“Mr. Sandman, bring me a dream. Make him the cutest that I’ve ever seen.” The year is 1958. Eisenhower is the President, and rock-and-roll as we know it is starting to take shape. But don’t tell that to the Chordettes. The harmonizing girls from Sheboygan–Janet, Alice, Lynn, and Jinny—wowed the airwaves with their mostly a cappella renditions of “Mr. Sandman” and “Lollipop.”
Often compared to a barbershop quartet, the Chordettes strut their stuff in this live TV performance. Remember all of those ‘bum-bum-bums” in the song? You’ll be amazed to see that each “bum” is sung in quick succession by an individual member of the group. How’d they done that without missing a beat?

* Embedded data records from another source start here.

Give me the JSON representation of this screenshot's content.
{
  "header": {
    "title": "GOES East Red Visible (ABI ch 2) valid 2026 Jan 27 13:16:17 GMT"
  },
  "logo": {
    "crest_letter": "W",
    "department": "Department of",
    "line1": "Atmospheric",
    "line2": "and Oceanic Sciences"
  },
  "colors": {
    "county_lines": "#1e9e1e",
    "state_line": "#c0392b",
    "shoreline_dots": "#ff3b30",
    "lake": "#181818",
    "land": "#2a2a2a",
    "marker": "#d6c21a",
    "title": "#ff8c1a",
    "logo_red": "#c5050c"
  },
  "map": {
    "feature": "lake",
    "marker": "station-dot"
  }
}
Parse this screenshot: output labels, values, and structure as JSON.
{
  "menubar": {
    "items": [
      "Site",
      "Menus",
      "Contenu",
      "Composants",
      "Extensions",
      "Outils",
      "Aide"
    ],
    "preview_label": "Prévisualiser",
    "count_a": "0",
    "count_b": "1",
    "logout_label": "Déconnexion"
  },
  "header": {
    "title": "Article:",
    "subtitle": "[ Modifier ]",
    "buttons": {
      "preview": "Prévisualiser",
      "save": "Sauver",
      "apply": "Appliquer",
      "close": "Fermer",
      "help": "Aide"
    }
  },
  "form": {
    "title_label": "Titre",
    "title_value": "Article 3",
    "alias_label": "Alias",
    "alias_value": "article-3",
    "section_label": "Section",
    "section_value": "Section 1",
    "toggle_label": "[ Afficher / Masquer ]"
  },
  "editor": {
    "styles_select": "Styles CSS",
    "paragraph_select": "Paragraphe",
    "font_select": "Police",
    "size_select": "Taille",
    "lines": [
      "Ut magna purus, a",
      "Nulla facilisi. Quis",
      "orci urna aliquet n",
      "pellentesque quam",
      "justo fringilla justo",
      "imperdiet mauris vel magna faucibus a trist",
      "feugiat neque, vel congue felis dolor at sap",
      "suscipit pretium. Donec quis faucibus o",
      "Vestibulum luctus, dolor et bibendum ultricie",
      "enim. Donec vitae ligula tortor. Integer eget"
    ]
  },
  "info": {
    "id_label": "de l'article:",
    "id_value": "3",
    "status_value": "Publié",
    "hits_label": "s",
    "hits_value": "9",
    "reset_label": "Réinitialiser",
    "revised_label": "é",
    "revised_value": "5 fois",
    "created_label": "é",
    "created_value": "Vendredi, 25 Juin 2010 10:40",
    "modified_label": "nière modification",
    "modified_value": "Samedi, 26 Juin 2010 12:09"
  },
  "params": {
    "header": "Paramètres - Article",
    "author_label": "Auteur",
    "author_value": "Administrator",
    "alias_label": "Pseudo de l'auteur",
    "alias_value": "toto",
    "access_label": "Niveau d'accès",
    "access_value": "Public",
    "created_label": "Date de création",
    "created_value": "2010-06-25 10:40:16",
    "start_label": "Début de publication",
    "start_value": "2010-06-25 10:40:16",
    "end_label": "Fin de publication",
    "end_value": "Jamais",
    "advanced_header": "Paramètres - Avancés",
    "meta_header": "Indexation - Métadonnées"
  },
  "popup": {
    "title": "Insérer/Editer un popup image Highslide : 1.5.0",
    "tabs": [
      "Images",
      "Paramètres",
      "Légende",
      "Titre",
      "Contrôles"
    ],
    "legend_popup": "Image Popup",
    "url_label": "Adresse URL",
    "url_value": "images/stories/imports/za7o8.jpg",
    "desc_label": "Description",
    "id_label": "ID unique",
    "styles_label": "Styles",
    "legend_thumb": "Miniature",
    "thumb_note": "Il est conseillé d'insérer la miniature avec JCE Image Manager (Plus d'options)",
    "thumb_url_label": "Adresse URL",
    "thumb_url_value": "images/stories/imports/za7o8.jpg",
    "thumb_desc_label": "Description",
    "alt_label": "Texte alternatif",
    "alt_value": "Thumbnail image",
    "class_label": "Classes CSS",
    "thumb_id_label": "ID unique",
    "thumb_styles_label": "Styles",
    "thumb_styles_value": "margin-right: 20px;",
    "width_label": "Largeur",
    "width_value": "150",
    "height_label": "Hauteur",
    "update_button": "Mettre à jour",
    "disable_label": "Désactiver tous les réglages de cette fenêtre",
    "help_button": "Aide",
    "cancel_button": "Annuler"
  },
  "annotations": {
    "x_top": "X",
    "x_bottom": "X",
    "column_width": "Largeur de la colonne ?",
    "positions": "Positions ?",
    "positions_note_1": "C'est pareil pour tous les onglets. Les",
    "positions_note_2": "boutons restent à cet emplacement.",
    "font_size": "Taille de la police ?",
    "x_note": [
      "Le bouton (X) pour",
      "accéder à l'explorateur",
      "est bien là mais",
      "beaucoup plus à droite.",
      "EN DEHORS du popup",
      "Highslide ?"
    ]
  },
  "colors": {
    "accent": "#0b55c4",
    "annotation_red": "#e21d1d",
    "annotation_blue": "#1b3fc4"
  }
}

In their long, proper gowns and charm, these women evoke a sense of past properness even as the lyrics, racier than you might think, urge Mr. Sandman to bring them a cute man with whom to go to bed.
In one funny bit added just for this performance, Mr. Sandman himself appears onscreen to answer their call, and boy is he young and handsome. You’ll chuckle at this insert shot even as you swoon to the sound of the legendary “Mr. Sandman.”

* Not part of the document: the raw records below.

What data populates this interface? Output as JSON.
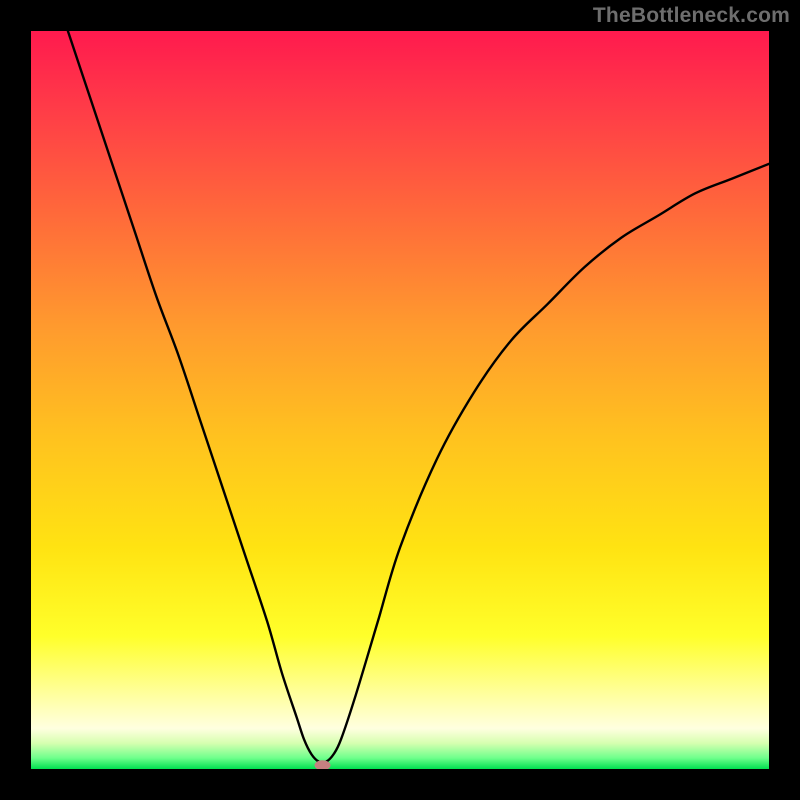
{
  "watermark": "TheBottleneck.com",
  "chart_data": {
    "type": "line",
    "title": "",
    "xlabel": "",
    "ylabel": "",
    "xlim": [
      0,
      100
    ],
    "ylim": [
      0,
      100
    ],
    "grid": false,
    "legend": false,
    "background_gradient": {
      "top_color": "#ff1a4e",
      "mid_color_1": "#ff7a33",
      "mid_color_2": "#ffd700",
      "lower_color": "#ffff66",
      "bottom_color": "#00e050"
    },
    "series": [
      {
        "name": "bottleneck-curve",
        "color": "#000000",
        "x": [
          5,
          8,
          11,
          14,
          17,
          20,
          23,
          26,
          29,
          32,
          34,
          36,
          37,
          38,
          39,
          40,
          41,
          42,
          44,
          47,
          50,
          55,
          60,
          65,
          70,
          75,
          80,
          85,
          90,
          95,
          100
        ],
        "y": [
          100,
          91,
          82,
          73,
          64,
          56,
          47,
          38,
          29,
          20,
          13,
          7,
          4,
          2,
          1,
          1,
          2,
          4,
          10,
          20,
          30,
          42,
          51,
          58,
          63,
          68,
          72,
          75,
          78,
          80,
          82
        ]
      }
    ],
    "marker": {
      "name": "min-point-marker",
      "x": 39.5,
      "y": 0.5,
      "color": "#c58080",
      "shape": "ellipse"
    }
  }
}
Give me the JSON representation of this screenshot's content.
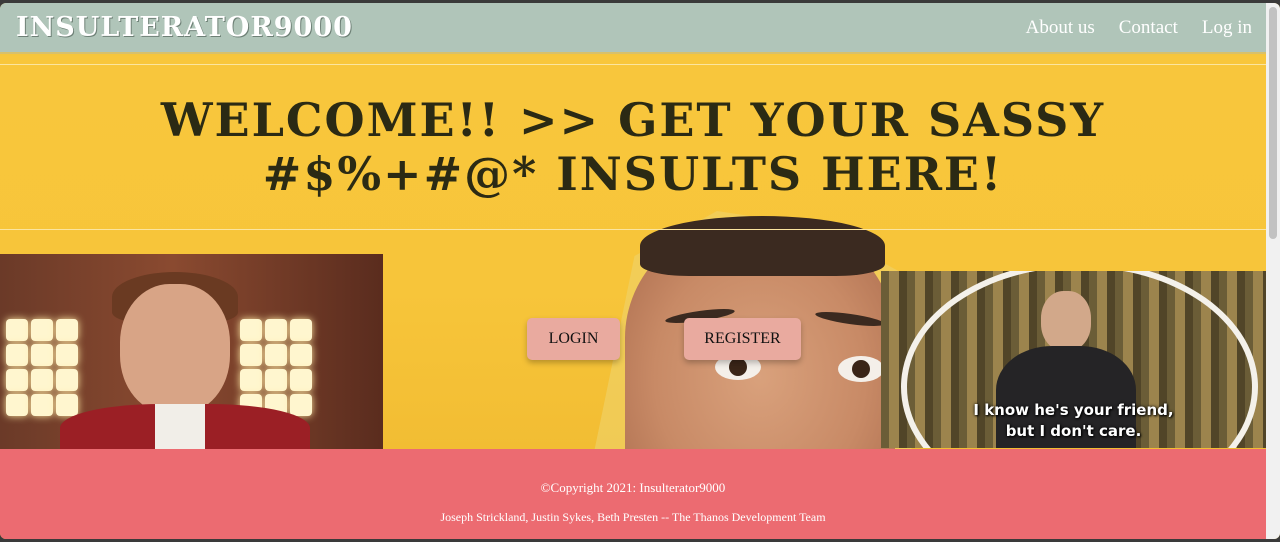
{
  "navbar": {
    "brand": "INSULTERATOR9000",
    "links": [
      "About us",
      "Contact",
      "Log in"
    ]
  },
  "hero": {
    "headline": "WELCOME!! >> GET YOUR SASSY #$%+#@* INSULTS HERE!",
    "login_label": "LOGIN",
    "register_label": "REGISTER",
    "right_image_caption_line1": "I know he's your friend,",
    "right_image_caption_line2": "but I don't care."
  },
  "footer": {
    "copyright": "©Copyright 2021: Insulterator9000",
    "team": "Joseph Strickland, Justin Sykes, Beth Presten -- The Thanos Development Team"
  },
  "colors": {
    "navbar_bg": "#b0c5b9",
    "hero_bg": "#f6c63c",
    "button_bg": "#e9aa9f",
    "footer_bg": "#ec6b71"
  }
}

Did you know that singer Janet’s daughter married Phil Everly of The Everly Brothers? It was undoubtedly a match made in musical heaven. The Chordettes also appeared on the first nationally broadcast episode of American Bandstand, securing their place in American music history.
Despite their fame, the fabulous Chordettes weren’t the first to record this song. The first rendition was indeed done by a man, Vaughn Monroe &His Orchestra, in 1954. But he couldn’t hold a candle to the Chordettes’ inspired version recorded later that same year.

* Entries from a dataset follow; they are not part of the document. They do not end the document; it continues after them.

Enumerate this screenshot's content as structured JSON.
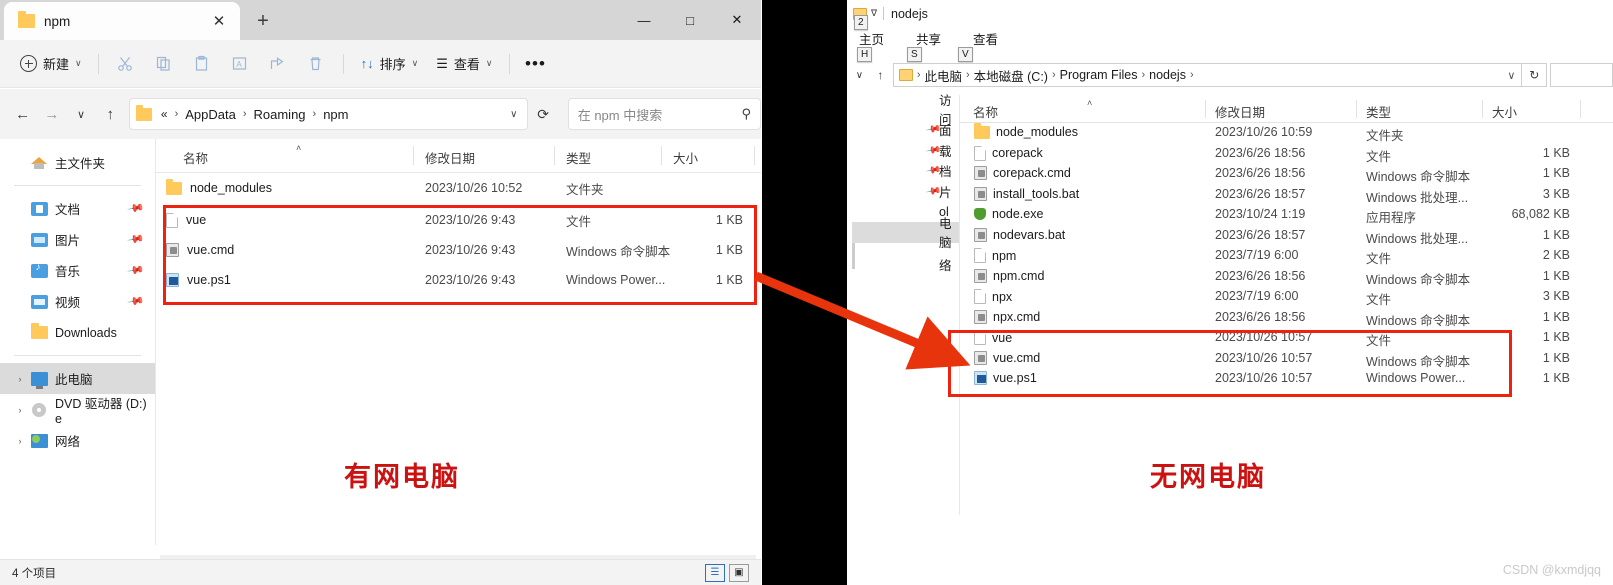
{
  "left_window": {
    "tab": {
      "title": "npm",
      "close_label": "✕",
      "new_tab_label": "+"
    },
    "window_controls": {
      "minimize": "—",
      "maximize": "□",
      "close": "✕"
    },
    "toolbar": {
      "new_label": "新建",
      "chevron": "∨",
      "cut_icon": "scissors-icon",
      "copy_icon": "copy-icon",
      "paste_icon": "paste-icon",
      "rename_icon": "rename-icon",
      "share_icon": "share-icon",
      "delete_icon": "trash-icon",
      "sort_label": "排序",
      "sort_icon": "↑↓",
      "view_label": "查看",
      "view_icon": "☰",
      "more_label": "•••"
    },
    "address": {
      "back": "←",
      "forward": "→",
      "recent": "∨",
      "up": "↑",
      "crumbs": [
        "«",
        "AppData",
        "Roaming",
        "npm"
      ],
      "separator": "›",
      "dropdown": "∨",
      "refresh": "⟳"
    },
    "search": {
      "placeholder": "在 npm 中搜索",
      "icon": "⚲"
    },
    "sidebar": {
      "home": {
        "label": "主文件夹",
        "icon": "home-icon"
      },
      "items": [
        {
          "label": "文档",
          "icon": "documents-icon",
          "pinned": true
        },
        {
          "label": "图片",
          "icon": "pictures-icon",
          "pinned": true
        },
        {
          "label": "音乐",
          "icon": "music-icon",
          "pinned": true
        },
        {
          "label": "视频",
          "icon": "videos-icon",
          "pinned": true
        },
        {
          "label": "Downloads",
          "icon": "folder-icon",
          "pinned": false
        }
      ],
      "tree": [
        {
          "label": "此电脑",
          "icon": "pc-icon",
          "selected": true,
          "arrow": "›"
        },
        {
          "label": "DVD 驱动器 (D:) e",
          "icon": "dvd-icon",
          "selected": false,
          "arrow": "›"
        },
        {
          "label": "网络",
          "icon": "network-icon",
          "selected": false,
          "arrow": "›"
        }
      ]
    },
    "columns": {
      "name": "名称",
      "date": "修改日期",
      "type": "类型",
      "size": "大小",
      "sort_caret": "˄"
    },
    "files": [
      {
        "name": "node_modules",
        "date": "2023/10/26 10:52",
        "type": "文件夹",
        "size": "",
        "icon": "folder-icon"
      },
      {
        "name": "vue",
        "date": "2023/10/26 9:43",
        "type": "文件",
        "size": "1 KB",
        "icon": "blank-file-icon"
      },
      {
        "name": "vue.cmd",
        "date": "2023/10/26 9:43",
        "type": "Windows 命令脚本",
        "size": "1 KB",
        "icon": "cmd-script-icon"
      },
      {
        "name": "vue.ps1",
        "date": "2023/10/26 9:43",
        "type": "Windows Power...",
        "size": "1 KB",
        "icon": "powershell-icon"
      }
    ],
    "status": {
      "count": "4 个项目",
      "details_view": "☰",
      "tiles_view": "▣"
    }
  },
  "right_window": {
    "title": "nodejs",
    "quick_access": {
      "folder_icon": "folder-icon",
      "chevron": "∇"
    },
    "ribbon_tabs": [
      {
        "label": "主页",
        "keytip": "H"
      },
      {
        "label": "共享",
        "keytip": "S"
      },
      {
        "label": "查看",
        "keytip": "V"
      }
    ],
    "quick_access_keytip": "2",
    "address": {
      "recent": "∨",
      "up": "↑",
      "crumbs": [
        "此电脑",
        "本地磁盘 (C:)",
        "Program Files",
        "nodejs"
      ],
      "separator": "›",
      "dropdown": "∨",
      "refresh": "↻"
    },
    "sidebar": [
      {
        "label": "访问",
        "pinned": false,
        "selected": false
      },
      {
        "label": "面",
        "pinned": true,
        "selected": false
      },
      {
        "label": "载",
        "pinned": true,
        "selected": false
      },
      {
        "label": "档",
        "pinned": true,
        "selected": false
      },
      {
        "label": "片",
        "pinned": true,
        "selected": false
      },
      {
        "label": "ol",
        "pinned": false,
        "selected": false
      },
      {
        "label": "电脑",
        "pinned": false,
        "selected": true
      },
      {
        "label": "络",
        "pinned": false,
        "selected": false
      }
    ],
    "columns": {
      "name": "名称",
      "date": "修改日期",
      "type": "类型",
      "size": "大小",
      "sort_caret": "˄"
    },
    "files": [
      {
        "name": "node_modules",
        "date": "2023/10/26 10:59",
        "type": "文件夹",
        "size": "",
        "icon": "folder-icon"
      },
      {
        "name": "corepack",
        "date": "2023/6/26 18:56",
        "type": "文件",
        "size": "1 KB",
        "icon": "blank-file-icon"
      },
      {
        "name": "corepack.cmd",
        "date": "2023/6/26 18:56",
        "type": "Windows 命令脚本",
        "size": "1 KB",
        "icon": "cmd-script-icon"
      },
      {
        "name": "install_tools.bat",
        "date": "2023/6/26 18:57",
        "type": "Windows 批处理...",
        "size": "3 KB",
        "icon": "bat-script-icon"
      },
      {
        "name": "node.exe",
        "date": "2023/10/24 1:19",
        "type": "应用程序",
        "size": "68,082 KB",
        "icon": "nodejs-exe-icon"
      },
      {
        "name": "nodevars.bat",
        "date": "2023/6/26 18:57",
        "type": "Windows 批处理...",
        "size": "1 KB",
        "icon": "bat-script-icon"
      },
      {
        "name": "npm",
        "date": "2023/7/19 6:00",
        "type": "文件",
        "size": "2 KB",
        "icon": "blank-file-icon"
      },
      {
        "name": "npm.cmd",
        "date": "2023/6/26 18:56",
        "type": "Windows 命令脚本",
        "size": "1 KB",
        "icon": "cmd-script-icon"
      },
      {
        "name": "npx",
        "date": "2023/7/19 6:00",
        "type": "文件",
        "size": "3 KB",
        "icon": "blank-file-icon"
      },
      {
        "name": "npx.cmd",
        "date": "2023/6/26 18:56",
        "type": "Windows 命令脚本",
        "size": "1 KB",
        "icon": "cmd-script-icon"
      },
      {
        "name": "vue",
        "date": "2023/10/26 10:57",
        "type": "文件",
        "size": "1 KB",
        "icon": "blank-file-icon"
      },
      {
        "name": "vue.cmd",
        "date": "2023/10/26 10:57",
        "type": "Windows 命令脚本",
        "size": "1 KB",
        "icon": "cmd-script-icon"
      },
      {
        "name": "vue.ps1",
        "date": "2023/10/26 10:57",
        "type": "Windows Power...",
        "size": "1 KB",
        "icon": "powershell-icon"
      }
    ]
  },
  "annotations": {
    "left_caption": "有网电脑",
    "right_caption": "无网电脑",
    "highlight_color": "#ee2211",
    "caption_color": "#cc1111"
  },
  "watermark": "CSDN @kxmdjqq"
}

“No cuss words? No drops? No over the top beats? No non-understandable gibberish? No, auto-tune? So pure,” wrote one nostalgic viewer.
“My grandma used to sing this to me when I was a little kid. I love hearing about her stories of being a wild teen in the ‘50s. She’s my best friend, and I’m glad I inherited her love for the ‘50s,” wrote another viewer who enjoyed this trip down memory lane.